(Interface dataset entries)
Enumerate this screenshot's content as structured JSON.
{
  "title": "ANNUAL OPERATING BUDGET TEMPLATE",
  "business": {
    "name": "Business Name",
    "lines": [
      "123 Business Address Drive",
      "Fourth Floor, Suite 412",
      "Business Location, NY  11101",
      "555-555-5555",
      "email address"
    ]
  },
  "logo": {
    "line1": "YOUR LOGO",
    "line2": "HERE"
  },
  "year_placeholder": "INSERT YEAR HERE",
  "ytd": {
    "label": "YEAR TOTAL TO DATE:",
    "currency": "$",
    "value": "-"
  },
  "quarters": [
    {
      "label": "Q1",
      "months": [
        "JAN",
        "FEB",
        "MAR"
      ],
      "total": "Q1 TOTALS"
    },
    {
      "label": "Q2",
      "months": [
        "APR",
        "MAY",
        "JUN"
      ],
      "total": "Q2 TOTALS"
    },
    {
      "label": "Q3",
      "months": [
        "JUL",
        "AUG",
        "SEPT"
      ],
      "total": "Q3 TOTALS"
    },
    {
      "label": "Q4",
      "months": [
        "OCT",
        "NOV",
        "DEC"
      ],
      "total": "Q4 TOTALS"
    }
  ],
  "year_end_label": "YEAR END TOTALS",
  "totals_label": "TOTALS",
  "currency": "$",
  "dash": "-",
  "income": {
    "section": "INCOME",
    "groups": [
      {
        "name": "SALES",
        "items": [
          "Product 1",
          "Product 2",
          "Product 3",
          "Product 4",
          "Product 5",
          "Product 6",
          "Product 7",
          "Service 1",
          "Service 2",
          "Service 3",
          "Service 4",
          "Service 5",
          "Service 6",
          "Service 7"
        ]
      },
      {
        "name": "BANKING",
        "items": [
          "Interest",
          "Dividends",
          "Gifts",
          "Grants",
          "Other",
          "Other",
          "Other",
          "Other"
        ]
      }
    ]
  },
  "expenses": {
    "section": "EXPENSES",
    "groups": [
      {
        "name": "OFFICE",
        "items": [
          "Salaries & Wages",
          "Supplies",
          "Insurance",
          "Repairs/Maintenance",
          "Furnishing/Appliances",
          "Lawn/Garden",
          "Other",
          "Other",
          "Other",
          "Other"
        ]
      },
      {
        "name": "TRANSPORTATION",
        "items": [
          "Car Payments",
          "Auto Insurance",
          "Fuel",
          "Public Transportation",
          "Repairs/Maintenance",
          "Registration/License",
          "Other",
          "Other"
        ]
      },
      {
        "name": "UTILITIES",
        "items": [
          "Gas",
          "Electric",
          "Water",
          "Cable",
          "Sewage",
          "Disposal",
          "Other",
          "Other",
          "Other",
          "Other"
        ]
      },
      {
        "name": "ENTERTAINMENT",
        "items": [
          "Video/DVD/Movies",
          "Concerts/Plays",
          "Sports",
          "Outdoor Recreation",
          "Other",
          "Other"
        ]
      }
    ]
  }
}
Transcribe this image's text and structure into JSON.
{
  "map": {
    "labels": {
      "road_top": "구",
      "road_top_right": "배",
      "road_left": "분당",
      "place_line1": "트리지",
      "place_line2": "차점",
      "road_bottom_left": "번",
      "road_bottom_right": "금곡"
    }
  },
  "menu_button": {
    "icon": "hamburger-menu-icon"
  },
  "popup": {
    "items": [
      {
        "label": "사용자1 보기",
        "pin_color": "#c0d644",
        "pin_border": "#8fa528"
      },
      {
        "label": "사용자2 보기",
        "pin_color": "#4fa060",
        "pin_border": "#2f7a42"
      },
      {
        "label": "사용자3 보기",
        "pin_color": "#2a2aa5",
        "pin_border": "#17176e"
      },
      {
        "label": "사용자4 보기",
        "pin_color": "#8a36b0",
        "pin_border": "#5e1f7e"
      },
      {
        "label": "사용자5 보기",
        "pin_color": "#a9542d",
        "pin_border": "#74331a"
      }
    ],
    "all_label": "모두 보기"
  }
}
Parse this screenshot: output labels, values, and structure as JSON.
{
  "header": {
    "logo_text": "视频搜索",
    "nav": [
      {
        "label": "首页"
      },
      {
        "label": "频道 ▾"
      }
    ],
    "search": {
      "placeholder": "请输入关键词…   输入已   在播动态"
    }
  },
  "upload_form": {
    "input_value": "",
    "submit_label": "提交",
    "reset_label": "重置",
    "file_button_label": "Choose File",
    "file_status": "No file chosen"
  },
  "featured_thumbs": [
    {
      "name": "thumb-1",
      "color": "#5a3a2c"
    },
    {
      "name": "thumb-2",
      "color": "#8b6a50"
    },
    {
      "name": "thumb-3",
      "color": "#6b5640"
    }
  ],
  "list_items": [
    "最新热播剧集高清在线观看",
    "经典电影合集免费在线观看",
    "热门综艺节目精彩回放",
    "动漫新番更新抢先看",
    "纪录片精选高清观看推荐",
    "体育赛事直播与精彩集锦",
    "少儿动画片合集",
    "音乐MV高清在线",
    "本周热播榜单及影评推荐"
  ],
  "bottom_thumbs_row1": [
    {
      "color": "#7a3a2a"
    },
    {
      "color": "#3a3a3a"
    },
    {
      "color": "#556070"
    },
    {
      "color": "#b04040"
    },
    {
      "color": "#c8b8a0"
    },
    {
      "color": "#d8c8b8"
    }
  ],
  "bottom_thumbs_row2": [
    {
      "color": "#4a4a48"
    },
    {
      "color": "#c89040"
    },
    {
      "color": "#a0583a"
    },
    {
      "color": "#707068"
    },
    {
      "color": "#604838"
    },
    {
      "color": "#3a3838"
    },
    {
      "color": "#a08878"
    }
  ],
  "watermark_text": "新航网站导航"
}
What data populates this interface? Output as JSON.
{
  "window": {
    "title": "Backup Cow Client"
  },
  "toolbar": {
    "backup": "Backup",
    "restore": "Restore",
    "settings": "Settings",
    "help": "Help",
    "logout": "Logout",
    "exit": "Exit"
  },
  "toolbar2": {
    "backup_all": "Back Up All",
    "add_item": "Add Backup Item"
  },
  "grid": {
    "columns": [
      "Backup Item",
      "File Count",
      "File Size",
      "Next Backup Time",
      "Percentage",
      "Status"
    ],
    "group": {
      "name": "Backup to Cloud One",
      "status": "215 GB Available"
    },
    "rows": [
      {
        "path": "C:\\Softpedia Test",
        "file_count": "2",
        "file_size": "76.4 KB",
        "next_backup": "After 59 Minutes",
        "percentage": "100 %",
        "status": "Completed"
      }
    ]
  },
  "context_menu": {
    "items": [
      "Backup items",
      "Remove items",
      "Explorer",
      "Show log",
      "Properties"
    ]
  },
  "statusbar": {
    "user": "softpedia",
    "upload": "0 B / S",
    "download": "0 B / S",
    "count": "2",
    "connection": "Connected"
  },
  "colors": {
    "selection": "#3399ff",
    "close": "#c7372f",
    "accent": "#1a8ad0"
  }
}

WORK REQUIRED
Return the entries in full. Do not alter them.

ANSWER SPACE
Enumerate this screenshot's content as structured JSON.
{
  "title": "ANNUAL OPERATING BUDGET TEMPLATE",
  "business": {
    "name": "Business Name",
    "lines": [
      "123 Business Address Drive",
      "Fourth Floor, Suite 412",
      "Business Location, NY  11101",
      "555-555-5555",
      "email address"
    ]
  },
  "logo": {
    "line1": "YOUR LOGO",
    "line2": "HERE"
  },
  "year_placeholder": "INSERT YEAR HERE",
  "ytd": {
    "label": "YEAR TOTAL TO DATE:",
    "currency": "$",
    "value": "-"
  },
  "quarters": [
    {
      "label": "Q1",
      "months": [
        "JAN",
        "FEB",
        "MAR"
      ],
      "total": "Q1 TOTALS"
    },
    {
      "label": "Q2",
      "months": [
        "APR",
        "MAY",
        "JUN"
      ],
      "total": "Q2 TOTALS"
    },
    {
      "label": "Q3",
      "months": [
        "JUL",
        "AUG",
        "SEPT"
      ],
      "total": "Q3 TOTALS"
    },
    {
      "label": "Q4",
      "months": [
        "OCT",
        "NOV",
        "DEC"
      ],
      "total": "Q4 TOTALS"
    }
  ],
  "year_end_label": "YEAR END TOTALS",
  "totals_label": "TOTALS",
  "currency": "$",
  "dash": "-",
  "income": {
    "section": "INCOME",
    "groups": [
      {
        "name": "SALES",
        "items": [
          "Product 1",
          "Product 2",
          "Product 3",
          "Product 4",
          "Product 5",
          "Product 6",
          "Product 7",
          "Service 1",
          "Service 2",
          "Service 3",
          "Service 4",
          "Service 5",
          "Service 6",
          "Service 7"
        ]
      },
      {
        "name": "BANKING",
        "items": [
          "Interest",
          "Dividends",
          "Gifts",
          "Grants",
          "Other",
          "Other",
          "Other",
          "Other"
        ]
      }
    ]
  },
  "expenses": {
    "section": "EXPENSES",
    "groups": [
      {
        "name": "OFFICE",
        "items": [
          "Salaries & Wages",
          "Supplies",
          "Insurance",
          "Repairs/Maintenance",
          "Furnishing/Appliances",
          "Lawn/Garden",
          "Other",
          "Other",
          "Other",
          "Other"
        ]
      },
      {
        "name": "TRANSPORTATION",
        "items": [
          "Car Payments",
          "Auto Insurance",
          "Fuel",
          "Public Transportation",
          "Repairs/Maintenance",
          "Registration/License",
          "Other",
          "Other"
        ]
      },
      {
        "name": "UTILITIES",
        "items": [
          "Gas",
          "Electric",
          "Water",
          "Cable",
          "Sewage",
          "Disposal",
          "Other",
          "Other",
          "Other",
          "Other"
        ]
      },
      {
        "name": "ENTERTAINMENT",
        "items": [
          "Video/DVD/Movies",
          "Concerts/Plays",
          "Sports",
          "Outdoor Recreation",
          "Other",
          "Other"
        ]
      }
    ]
  }
}
Transcribe this image's text and structure into JSON.
{
  "map": {
    "labels": {
      "road_top": "구",
      "road_top_right": "배",
      "road_left": "분당",
      "place_line1": "트리지",
      "place_line2": "차점",
      "road_bottom_left": "번",
      "road_bottom_right": "금곡"
    }
  },
  "menu_button": {
    "icon": "hamburger-menu-icon"
  },
  "popup": {
    "items": [
      {
        "label": "사용자1 보기",
        "pin_color": "#c0d644",
        "pin_border": "#8fa528"
      },
      {
        "label": "사용자2 보기",
        "pin_color": "#4fa060",
        "pin_border": "#2f7a42"
      },
      {
        "label": "사용자3 보기",
        "pin_color": "#2a2aa5",
        "pin_border": "#17176e"
      },
      {
        "label": "사용자4 보기",
        "pin_color": "#8a36b0",
        "pin_border": "#5e1f7e"
      },
      {
        "label": "사용자5 보기",
        "pin_color": "#a9542d",
        "pin_border": "#74331a"
      }
    ],
    "all_label": "모두 보기"
  }
}
Parse this screenshot: output labels, values, and structure as JSON.
{
  "header": {
    "logo_text": "视频搜索",
    "nav": [
      {
        "label": "首页"
      },
      {
        "label": "频道 ▾"
      }
    ],
    "search": {
      "placeholder": "请输入关键词…   输入已   在播动态"
    }
  },
  "upload_form": {
    "input_value": "",
    "submit_label": "提交",
    "reset_label": "重置",
    "file_button_label": "Choose File",
    "file_status": "No file chosen"
  },
  "featured_thumbs": [
    {
      "name": "thumb-1",
      "color": "#5a3a2c"
    },
    {
      "name": "thumb-2",
      "color": "#8b6a50"
    },
    {
      "name": "thumb-3",
      "color": "#6b5640"
    }
  ],
  "list_items": [
    "最新热播剧集高清在线观看",
    "经典电影合集免费在线观看",
    "热门综艺节目精彩回放",
    "动漫新番更新抢先看",
    "纪录片精选高清观看推荐",
    "体育赛事直播与精彩集锦",
    "少儿动画片合集",
    "音乐MV高清在线",
    "本周热播榜单及影评推荐"
  ],
  "bottom_thumbs_row1": [
    {
      "color": "#7a3a2a"
    },
    {
      "color": "#3a3a3a"
    },
    {
      "color": "#556070"
    },
    {
      "color": "#b04040"
    },
    {
      "color": "#c8b8a0"
    },
    {
      "color": "#d8c8b8"
    }
  ],
  "bottom_thumbs_row2": [
    {
      "color": "#4a4a48"
    },
    {
      "color": "#c89040"
    },
    {
      "color": "#a0583a"
    },
    {
      "color": "#707068"
    },
    {
      "color": "#604838"
    },
    {
      "color": "#3a3838"
    },
    {
      "color": "#a08878"
    }
  ],
  "watermark_text": "新航网站导航"
}
What data populates this interface? Output as JSON.
{
  "window": {
    "title": "Backup Cow Client"
  },
  "toolbar": {
    "backup": "Backup",
    "restore": "Restore",
    "settings": "Settings",
    "help": "Help",
    "logout": "Logout",
    "exit": "Exit"
  },
  "toolbar2": {
    "backup_all": "Back Up All",
    "add_item": "Add Backup Item"
  },
  "grid": {
    "columns": [
      "Backup Item",
      "File Count",
      "File Size",
      "Next Backup Time",
      "Percentage",
      "Status"
    ],
    "group": {
      "name": "Backup to Cloud One",
      "status": "215 GB Available"
    },
    "rows": [
      {
        "path": "C:\\Softpedia Test",
        "file_count": "2",
        "file_size": "76.4 KB",
        "next_backup": "After 59 Minutes",
        "percentage": "100 %",
        "status": "Completed"
      }
    ]
  },
  "context_menu": {
    "items": [
      "Backup items",
      "Remove items",
      "Explorer",
      "Show log",
      "Properties"
    ]
  },
  "statusbar": {
    "user": "softpedia",
    "upload": "0 B / S",
    "download": "0 B / S",
    "count": "2",
    "connection": "Connected"
  },
  "colors": {
    "selection": "#3399ff",
    "close": "#c7372f",
    "accent": "#1a8ad0"
  }
}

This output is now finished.